Merger fever has become highly contagious in Scottish law firms and traditional names are disappearing every month. Several of the amalgamations are strategic and forward looking, others are bank-driven with a view to reducing costs through economies of scale and some represent the absorption of failing legal practices. There is more to come in all three categories.

It is impossible to predict how many of these mergers will be successful and, in such a volatile climate, it may be difficult to say how one judges relative success or failure. To have any real prospect of success, a merger of professional firms has to involve much more than pooling of resources, the sharing of offices and the integration of systems. There needs to be a shared vision and an alignment of the culture and ethos of the combining firms. In several of the merging firms in Scotland at the present time, there is strong leadership and a real determination to"make it happen".

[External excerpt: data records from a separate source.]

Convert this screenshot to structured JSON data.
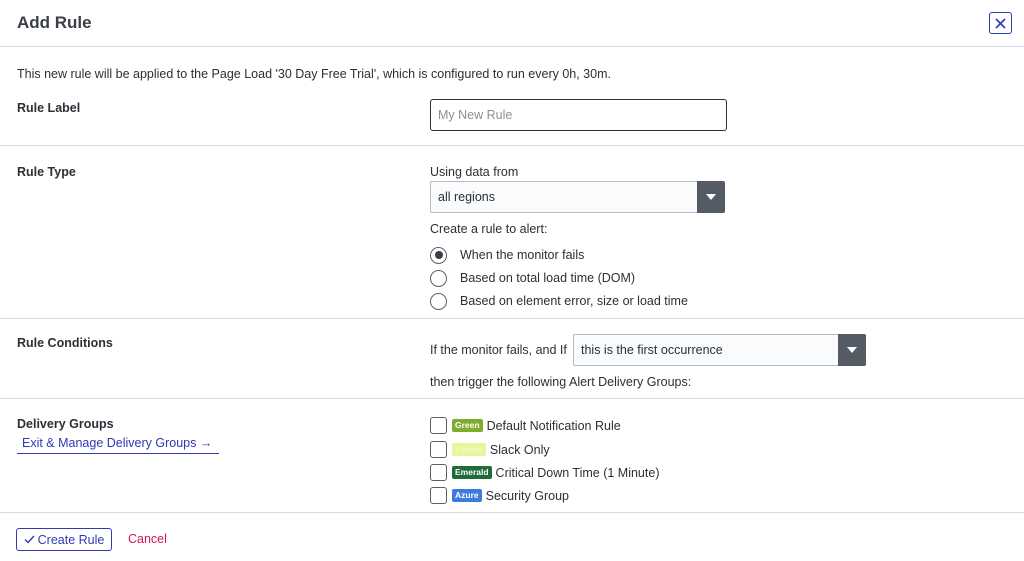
{
  "header": {
    "title": "Add Rule",
    "close_icon": "close-icon"
  },
  "intro_text": "This new rule will be applied to the Page Load '30 Day Free Trial', which is configured to run every 0h, 30m.",
  "rule_label": {
    "label": "Rule Label",
    "input_value": "",
    "placeholder": "My New Rule"
  },
  "rule_type": {
    "label": "Rule Type",
    "data_source_label": "Using data from",
    "data_source_value": "all regions",
    "alert_prompt": "Create a rule to alert:",
    "options": [
      {
        "label": "When the monitor fails",
        "selected": true
      },
      {
        "label": "Based on total load time (DOM)",
        "selected": false
      },
      {
        "label": "Based on element error, size or load time",
        "selected": false
      }
    ]
  },
  "rule_conditions": {
    "label": "Rule Conditions",
    "prefix": "If the monitor fails, and If",
    "condition_value": "this is the first occurrence",
    "suffix": "then trigger the following Alert Delivery Groups:"
  },
  "delivery_groups": {
    "label": "Delivery Groups",
    "manage_link": "Exit & Manage Delivery Groups →",
    "groups": [
      {
        "badge": "Green",
        "badge_color": "#7cad2e",
        "badge_text_color": "#ffffff",
        "name": "Default Notification Rule",
        "checked": false
      },
      {
        "badge": "Lemon",
        "badge_color": "#e9f59a",
        "badge_text_color": "#f4f7c8",
        "name": "Slack Only",
        "checked": false
      },
      {
        "badge": "Emerald",
        "badge_color": "#1f6b3a",
        "badge_text_color": "#ffffff",
        "name": "Critical Down Time (1 Minute)",
        "checked": false
      },
      {
        "badge": "Azure",
        "badge_color": "#3d7bdc",
        "badge_text_color": "#ffffff",
        "name": "Security Group",
        "checked": false
      }
    ]
  },
  "footer": {
    "create_label": "Create Rule",
    "create_icon": "check-icon",
    "cancel_label": "Cancel"
  },
  "colors": {
    "accent": "#2f3ab5",
    "cancel": "#d0184f",
    "divider": "#cfdbe8"
  }
}
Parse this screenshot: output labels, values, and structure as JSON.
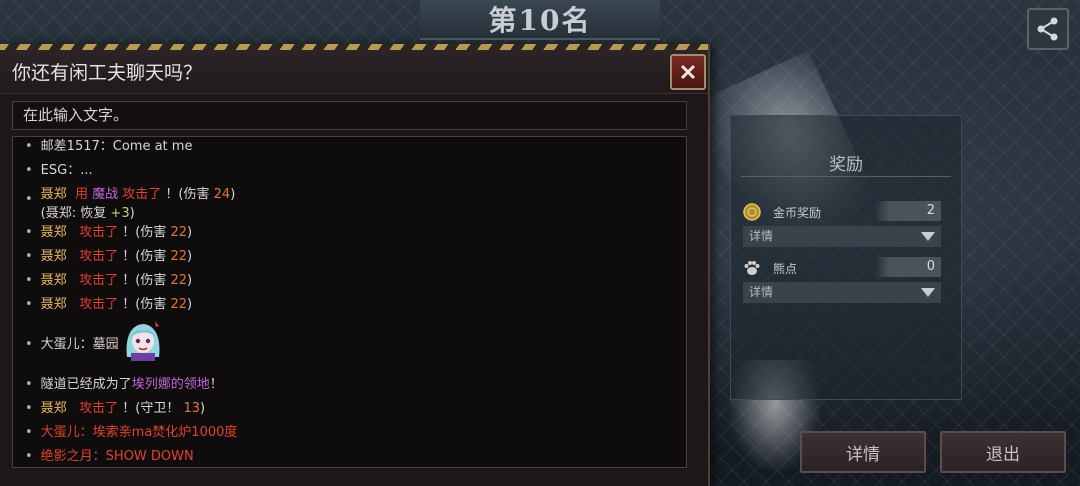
{
  "rank": {
    "title": "第10名"
  },
  "share": {
    "icon": "share-icon"
  },
  "reward": {
    "title": "奖励",
    "gold": {
      "label": "金币奖励",
      "value": "2",
      "select": "详情",
      "icon": "gold-coin-icon"
    },
    "bear": {
      "label": "熊点",
      "value": "0",
      "select": "详情",
      "icon": "bear-paw-icon"
    }
  },
  "buttons": {
    "details": "详情",
    "exit": "退出"
  },
  "chat": {
    "title": "你还有闲工夫聊天吗？",
    "input_placeholder": "在此输入文字。",
    "messages": [
      {
        "text": "邮差1517：Come at me"
      },
      {
        "text": "ESG：..."
      },
      {
        "name": "聂郑",
        "use": "用",
        "skill": "魔战",
        "action": "攻击了",
        "suffix": "！(伤害",
        "dmg": "24",
        "close": ")",
        "sub_name": "(聂郑:",
        "sub_text": "恢复",
        "sub_val": "+3",
        "sub_close": ")"
      },
      {
        "name": "聂郑",
        "action": "攻击了",
        "suffix": "！(伤害",
        "dmg": "22",
        "close": ")"
      },
      {
        "name": "聂郑",
        "action": "攻击了",
        "suffix": "！(伤害",
        "dmg": "22",
        "close": ")"
      },
      {
        "name": "聂郑",
        "action": "攻击了",
        "suffix": "！(伤害",
        "dmg": "22",
        "close": ")"
      },
      {
        "name": "聂郑",
        "action": "攻击了",
        "suffix": "！(伤害",
        "dmg": "22",
        "close": ")"
      },
      {
        "text": "大蛋儿：墓园"
      },
      {
        "pre": "隧道已经成为了",
        "highlight": "埃列娜的领地",
        "post": "！"
      },
      {
        "name": "聂郑",
        "action": "攻击了",
        "suffix": "！(守卫！",
        "dmg": "13",
        "close": ")"
      },
      {
        "text": "大蛋儿：埃索亲ma焚化炉1000度"
      },
      {
        "text": "绝影之月：SHOW DOWN"
      }
    ]
  },
  "colors": {
    "attack_red": "#e2412e",
    "damage_orange": "#e7752f",
    "territory_purple": "#c067d6",
    "heal_green": "#b6d66b"
  }
}
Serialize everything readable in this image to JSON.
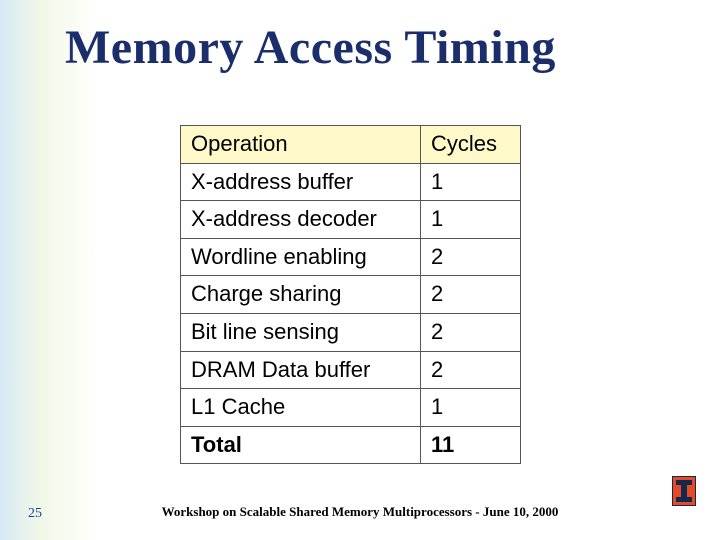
{
  "title": "Memory Access Timing",
  "table": {
    "headers": {
      "operation": "Operation",
      "cycles": "Cycles"
    },
    "rows": [
      {
        "op": "X-address buffer",
        "cy": "1"
      },
      {
        "op": "X-address decoder",
        "cy": "1"
      },
      {
        "op": "Wordline enabling",
        "cy": "2"
      },
      {
        "op": "Charge sharing",
        "cy": "2"
      },
      {
        "op": "Bit line sensing",
        "cy": "2"
      },
      {
        "op": "DRAM Data buffer",
        "cy": "2"
      },
      {
        "op": "L1 Cache",
        "cy": "1"
      }
    ],
    "total": {
      "op": "Total",
      "cy": "11"
    }
  },
  "footer": {
    "page": "25",
    "text": "Workshop on Scalable Shared Memory Multiprocessors - June 10, 2000"
  },
  "chart_data": {
    "type": "table",
    "title": "Memory Access Timing",
    "columns": [
      "Operation",
      "Cycles"
    ],
    "rows": [
      [
        "X-address buffer",
        1
      ],
      [
        "X-address decoder",
        1
      ],
      [
        "Wordline enabling",
        2
      ],
      [
        "Charge sharing",
        2
      ],
      [
        "Bit line sensing",
        2
      ],
      [
        "DRAM Data buffer",
        2
      ],
      [
        "L1 Cache",
        1
      ],
      [
        "Total",
        11
      ]
    ]
  }
}
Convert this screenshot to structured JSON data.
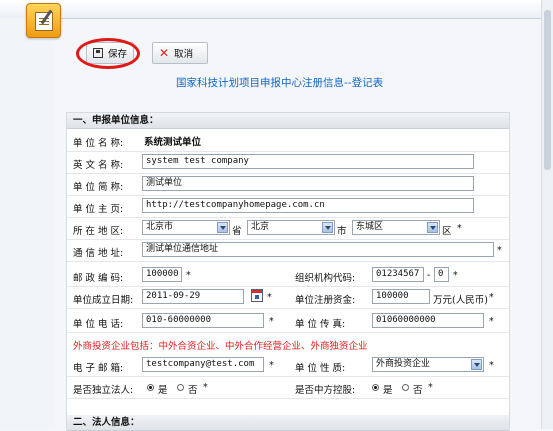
{
  "toolbar": {
    "save_label": "保存",
    "cancel_label": "取消"
  },
  "page_title": "国家科技计划项目申报中心注册信息--登记表",
  "section1": "一、申报单位信息：",
  "section2": "二、法人信息：",
  "fields": {
    "unit_name": {
      "label": "单 位 名 称:",
      "value": "系统测试单位"
    },
    "english_name": {
      "label": "英 文 名 称:",
      "value": "system test company"
    },
    "short_name": {
      "label": "单 位 简 称:",
      "value": "测试单位"
    },
    "homepage": {
      "label": "单 位 主 页:",
      "value": "http://testcompanyhomepage.com.cn"
    },
    "region": {
      "label": "所 在 地 区:",
      "province": "北京市",
      "province_suffix": "省",
      "city": "北京",
      "city_suffix": "市",
      "district": "东城区",
      "district_suffix": "区"
    },
    "address": {
      "label": "通 信 地 址:",
      "value": "测试单位通信地址"
    },
    "postcode": {
      "label": "邮 政 编 码:",
      "value": "100000"
    },
    "org_code": {
      "label": "组织机构代码:",
      "value": "01234567",
      "dash": "-",
      "check": "0"
    },
    "founded": {
      "label": "单位成立日期:",
      "value": "2011-09-29"
    },
    "capital": {
      "label": "单位注册资金:",
      "value": "100000",
      "unit": "万元(人民币)"
    },
    "phone": {
      "label": "单 位 电 话:",
      "value": "010-60000000"
    },
    "fax": {
      "label": "单 位 传 真:",
      "value": "01060000000"
    },
    "foreign_note": "外商投资企业包括：中外合资企业、中外合作经营企业、外商独资企业",
    "email": {
      "label": "电 子 邮 箱:",
      "value": "testcompany@test.com"
    },
    "nature": {
      "label": "单 位 性 质:",
      "value": "外商投资企业"
    },
    "independent": {
      "label": "是否独立法人:",
      "yes": "是",
      "no": "否"
    },
    "china_holding": {
      "label": "是否中方控股:",
      "yes": "是",
      "no": "否"
    }
  },
  "required_mark": "*"
}
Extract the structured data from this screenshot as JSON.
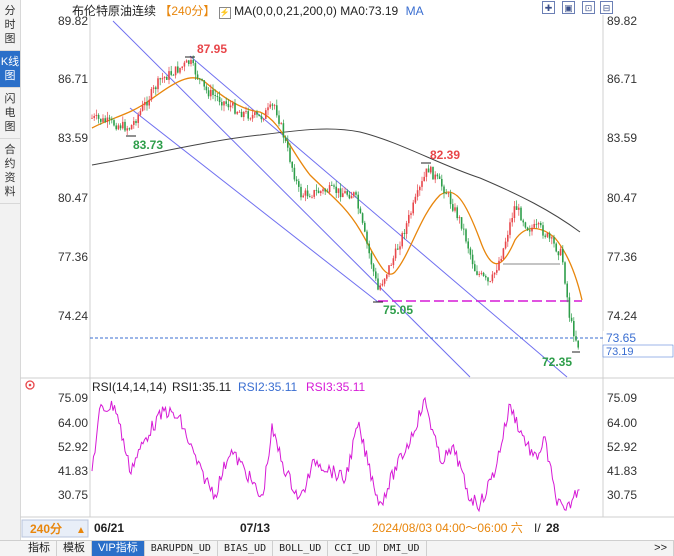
{
  "sidebar": {
    "tabs": [
      {
        "label": "分时图",
        "active": false
      },
      {
        "label": "K线图",
        "active": true
      },
      {
        "label": "闪电图",
        "active": false
      },
      {
        "label": "合约资料",
        "active": false
      }
    ]
  },
  "header": {
    "instrument": "布伦特原油连续",
    "period": "240分",
    "ma_label": "MA(0,0,0,21,200,0)",
    "ma0_label": "MA0:73.19",
    "ma_link": "MA"
  },
  "price_axis": {
    "ticks": [
      "89.82",
      "86.71",
      "83.59",
      "80.47",
      "77.36",
      "74.24"
    ],
    "last_price": "73.65",
    "last_close": "73.19"
  },
  "annotations": {
    "high1": "87.95",
    "low1": "83.73",
    "high2": "82.39",
    "low2": "75.05",
    "low3": "72.35"
  },
  "rsi": {
    "label": "RSI(14,14,14)",
    "rsi1": "RSI1:35.11",
    "rsi2": "RSI2:35.11",
    "rsi3": "RSI3:35.11",
    "ticks": [
      "75.09",
      "64.00",
      "52.92",
      "41.83",
      "30.75"
    ]
  },
  "time_axis": {
    "period_button": "240分",
    "date1": "06/21",
    "date2": "07/13",
    "cursor_time": "2024/08/03 04:00～06:00 六",
    "date3": "28"
  },
  "bottom_tabs": [
    "指标",
    "模板",
    "VIP指标",
    "BARUPDN_UD",
    "BIAS_UD",
    "BOLL_UD",
    "CCI_UD",
    "DMI_UD"
  ],
  "bottom_nav": ">>",
  "colors": {
    "up": "#e8464a",
    "down": "#2e9e4a",
    "ma21": "#e8860c",
    "ma200": "#444444",
    "channel": "#6f6ff0",
    "support": "#d61ad6",
    "rsi": "#d61ad6",
    "accent": "#2a6fc9"
  },
  "icons": [
    "lightning-icon",
    "zoom-in-icon",
    "zoom-out-icon",
    "fullscreen-icon",
    "restore-icon"
  ]
}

Turcan Connell is one of relatively few of the larger Scottish law firms who are not considering any form of merger or being integrated in an English-headquartered firm. We feel that we have carefully constructed our business and our brand and we are determined that we will not damage or dilute our quality and our independence by hopping into bed with another firm which might not share our own mindset and values.

Instead, our own focus has been on two areas. First of all, we are continuing to develop the next generation of lawyers and other advisers. This multi-generational approach is a key part of the way in which we deliver our services to our clients who value long term relationships. We are also making our services available to our clients in Glasgow where we have just opened a new office. With offices in Edinburgh, London and Glasgow, we want to be available to our clients where they want us to be.

Against a rather gloomy background, we ourselves have many reasons to be cheerful. We are not alone in grasping opportunities in this new environment and there are several examples in Scotland of law firms changing, producing new services and being responsive to what clients require.

It is essential for all the clients and for the Scottish economy that a progressive and vibrant legal sector emerges from this period of change.

Douglas Connell, Joint Senior Partner, commenting in The Herald.